■ Description of the task: From the listing below, pick out each line with the word "false".

[Provided records — start]

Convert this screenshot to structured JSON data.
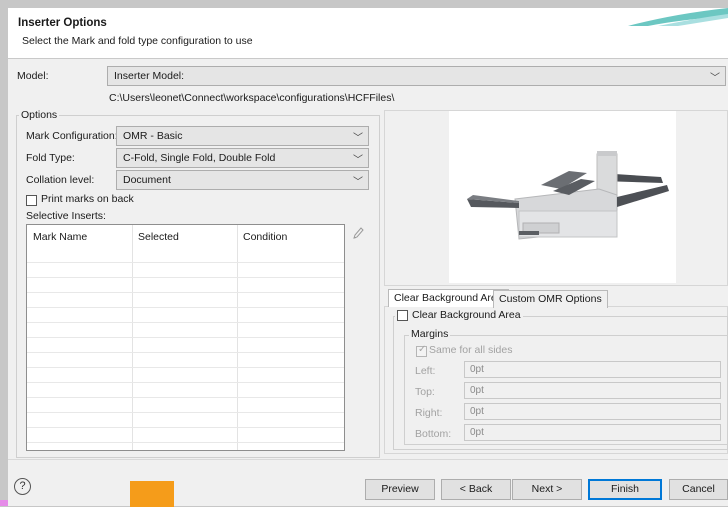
{
  "dialog": {
    "title": "Inserter Options",
    "subtitle": "Select the Mark and fold type configuration to use"
  },
  "model": {
    "label": "Model:",
    "value": "Inserter Model:",
    "path": "C:\\Users\\leonet\\Connect\\workspace\\configurations\\HCFFiles\\"
  },
  "options": {
    "group_title": "Options",
    "mark_configuration": {
      "label": "Mark Configuration:",
      "value": "OMR - Basic"
    },
    "fold_type": {
      "label": "Fold Type:",
      "value": "C-Fold, Single Fold, Double Fold"
    },
    "collation_level": {
      "label": "Collation level:",
      "value": "Document"
    },
    "print_marks_on_back": {
      "label": "Print marks on back",
      "checked": false
    },
    "selective_inserts_label": "Selective Inserts:",
    "table": {
      "columns": [
        "Mark Name",
        "Selected",
        "Condition"
      ],
      "rows": []
    }
  },
  "tabs": [
    {
      "label": "Clear Background Area",
      "active": true
    },
    {
      "label": "Custom OMR Options",
      "active": false
    }
  ],
  "clear_background": {
    "checkbox_label": "Clear Background Area",
    "checked": false,
    "margins_title": "Margins",
    "same_for_all_sides": {
      "label": "Same for all sides",
      "checked": true,
      "disabled": true
    },
    "fields": [
      {
        "label": "Left:",
        "value": "0pt"
      },
      {
        "label": "Top:",
        "value": "0pt"
      },
      {
        "label": "Right:",
        "value": "0pt"
      },
      {
        "label": "Bottom:",
        "value": "0pt"
      }
    ]
  },
  "footer": {
    "help_glyph": "?",
    "preview": "Preview",
    "back": "< Back",
    "next": "Next >",
    "finish": "Finish",
    "cancel": "Cancel"
  },
  "icons": {
    "dropdown": "chevron-down-icon",
    "edit": "pencil-icon",
    "help": "help-icon"
  },
  "colors": {
    "accent_orange": "#f59c1a",
    "default_button_border": "#0078d7"
  }
}
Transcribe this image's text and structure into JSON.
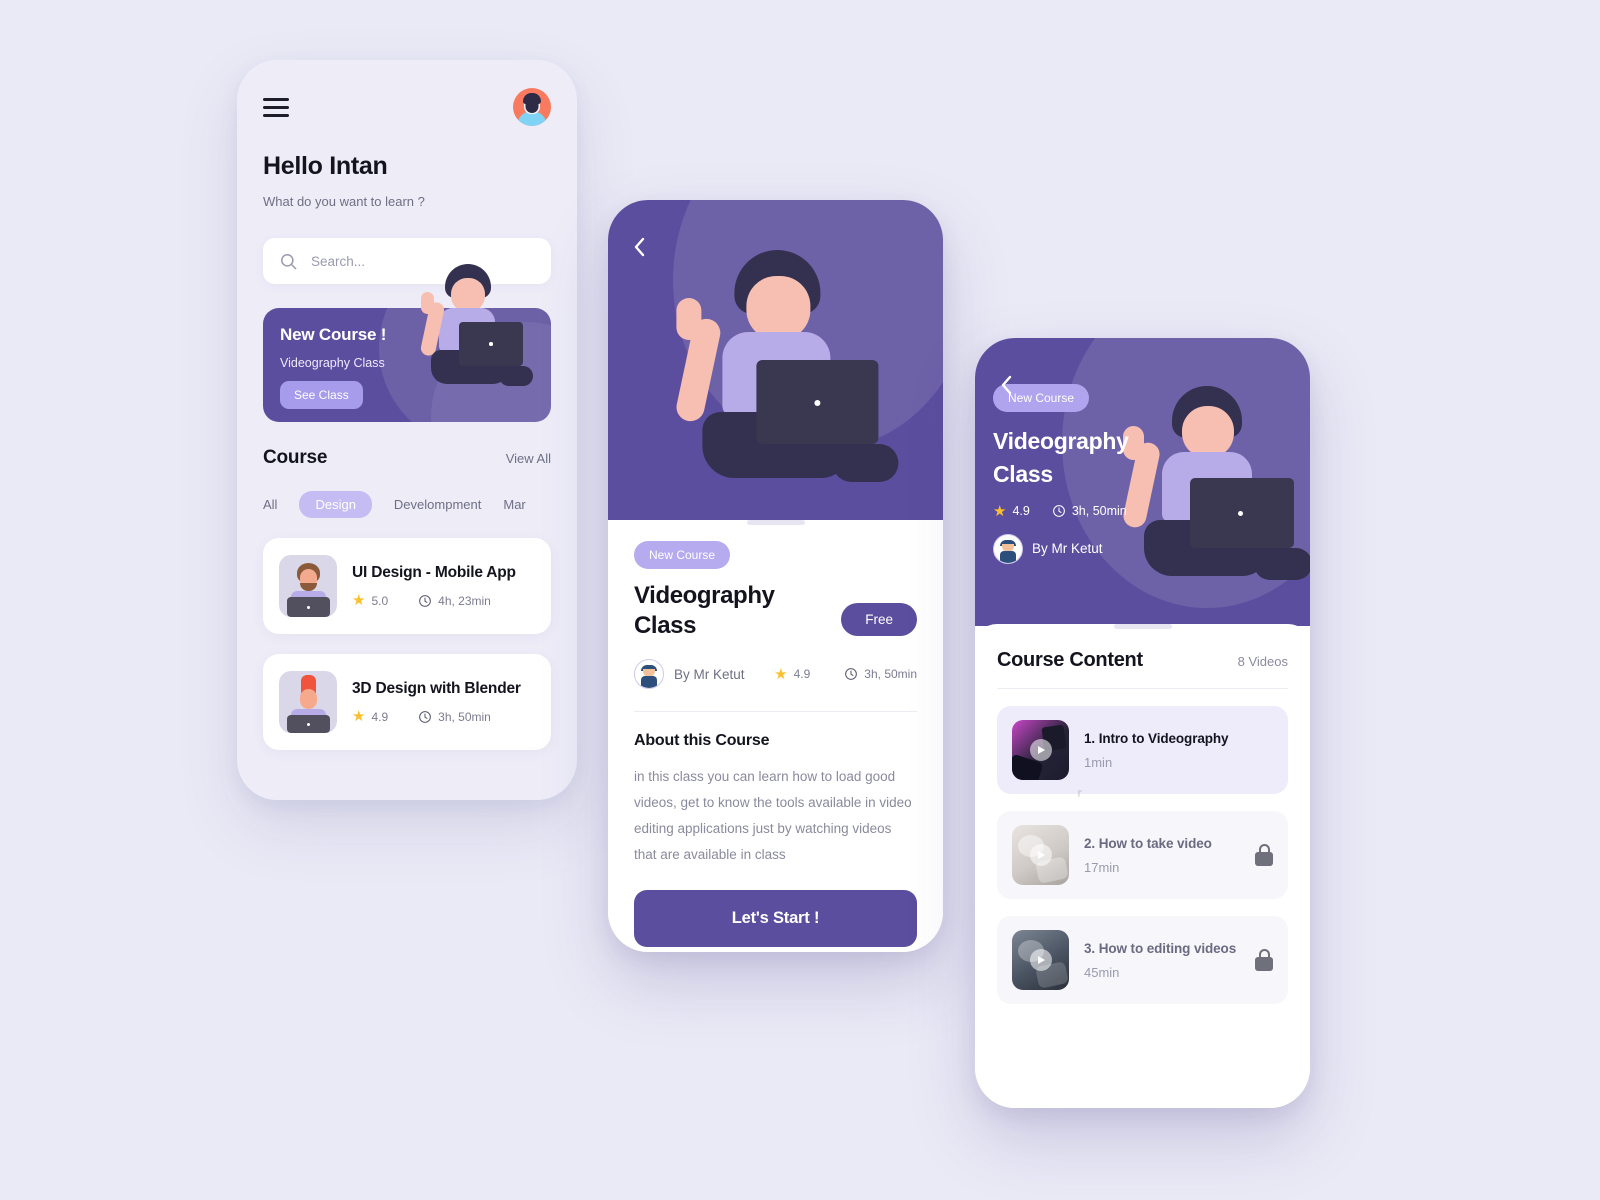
{
  "home": {
    "menu_icon": "hamburger-menu-icon",
    "avatar_icon": "user-avatar",
    "greeting": "Hello Intan",
    "subtitle": "What do you want to learn ?",
    "search": {
      "placeholder": "Search...",
      "value": "",
      "icon": "search-icon"
    },
    "banner": {
      "title": "New Course !",
      "subtitle": "Videography Class",
      "cta": "See Class",
      "bg_color": "#5c4e9e",
      "cta_color": "#a79bec"
    },
    "section": {
      "title": "Course",
      "view_all": "View All"
    },
    "tabs": [
      {
        "label": "All",
        "active": false
      },
      {
        "label": "Design",
        "active": true
      },
      {
        "label": "Develompment",
        "active": false
      },
      {
        "label": "Mar",
        "active": false
      }
    ],
    "courses": [
      {
        "name": "UI Design - Mobile App",
        "rating": "5.0",
        "duration": "4h, 23min"
      },
      {
        "name": "3D Design with Blender",
        "rating": "4.9",
        "duration": "3h, 50min"
      }
    ]
  },
  "detail": {
    "back_icon": "chevron-left-icon",
    "badge": "New Course",
    "title": "Videography\nClass",
    "title_line1": "Videography",
    "title_line2": "Class",
    "price_badge": "Free",
    "author": "By Mr Ketut",
    "rating": "4.9",
    "duration": "3h, 50min",
    "about_title": "About this Course",
    "about_body": "in this class you can learn how to load good videos, get to know the tools available in video editing applications just by watching videos that are available in class",
    "start_button": "Let's Start !"
  },
  "content": {
    "back_icon": "chevron-left-icon",
    "badge": "New Course",
    "title_line1": "Videography",
    "title_line2": "Class",
    "rating": "4.9",
    "duration": "3h, 50min",
    "author": "By Mr Ketut",
    "section_title": "Course Content",
    "video_count": "8 Videos",
    "ghost_text": "r",
    "videos": [
      {
        "name": "1. Intro to Videography",
        "duration": "1min",
        "locked": false
      },
      {
        "name": "2. How to take video",
        "duration": "17min",
        "locked": true
      },
      {
        "name": "3. How to editing videos",
        "duration": "45min",
        "locked": true
      }
    ]
  },
  "colors": {
    "background": "#eaeaf6",
    "primary": "#5c4e9e",
    "accent_light": "#b7abf0",
    "star": "#fbc02d"
  }
}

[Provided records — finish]

■ Reply:
      "checked": false
      "active": false
    "checked": false,
        "active": false
        "active": false
        "active": false
        "locked": false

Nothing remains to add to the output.